VOL: 96, ISSUE: 40, PAGE NO: 1
Jane DowseMany nurses still seem to be confused about the difference between treating continence problems and managing the symptoms of this distressing and debilitating condition.
Many nurses still seem to be confused about the difference between treating continence problems and managing the symptoms of this distressing and debilitating condition.
As a result the NHS has developed a system of care that appears to rely far too much on pads and devices. Its aim seems to be to contain the problem rather than rectify any underlying causes, yet the effective treatment of continence problems is highly skilled nursing work.
Campaigns such as this year's National Continence Week, which targeted women during pregnancy and after childbirth, help to raise public awareness. So does media coverage, and then there is the worldwide web. But this means that nurses in hospitals, clinics and GP surgeries around the country need to be able to respond to an increasingly well-informed public.
People with continence problems now have access to a wide variety of products that can be bought by mail order, through the internet or over the counter at high-street chemists. Improved access to advice and devices is a positive step, but patients with continence problems also need a thorough assessment, an individual treatment plan and the particular product that is most suited to their symptoms and circumstances.
All nurses working in the community and on hospital wards should be given easy access to continence advisers who can offer them the support and advice they need to provide the kind of service patients deserve. Expert advice is also available from organisations such as the Association for Continence Advice, the Continence Foundation and PromoCon 2001.

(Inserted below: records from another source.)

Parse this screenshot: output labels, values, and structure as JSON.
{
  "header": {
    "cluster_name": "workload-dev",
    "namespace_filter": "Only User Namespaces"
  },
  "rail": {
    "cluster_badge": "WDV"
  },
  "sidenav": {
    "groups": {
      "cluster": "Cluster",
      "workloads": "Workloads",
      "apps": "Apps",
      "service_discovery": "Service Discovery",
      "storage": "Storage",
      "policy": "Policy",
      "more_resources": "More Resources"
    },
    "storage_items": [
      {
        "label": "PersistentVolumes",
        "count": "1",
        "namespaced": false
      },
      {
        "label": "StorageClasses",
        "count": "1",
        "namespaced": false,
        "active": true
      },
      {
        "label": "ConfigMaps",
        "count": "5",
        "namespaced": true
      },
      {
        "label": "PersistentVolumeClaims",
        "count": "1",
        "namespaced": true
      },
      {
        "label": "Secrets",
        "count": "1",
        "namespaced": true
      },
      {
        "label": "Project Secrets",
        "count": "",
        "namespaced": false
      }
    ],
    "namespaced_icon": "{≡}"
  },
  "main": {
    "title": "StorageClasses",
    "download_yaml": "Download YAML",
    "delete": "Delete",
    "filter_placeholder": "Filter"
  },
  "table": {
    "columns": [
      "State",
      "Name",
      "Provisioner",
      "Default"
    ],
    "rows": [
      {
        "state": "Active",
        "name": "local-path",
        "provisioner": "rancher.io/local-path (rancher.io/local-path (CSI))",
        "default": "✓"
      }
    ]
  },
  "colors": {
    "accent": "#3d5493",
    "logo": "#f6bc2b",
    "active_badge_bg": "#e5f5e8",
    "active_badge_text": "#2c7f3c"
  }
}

So when patients say they have a problem with bowel and bladder control, don't just reach for the pad and pants. They deserve, and you can offer, much more than that.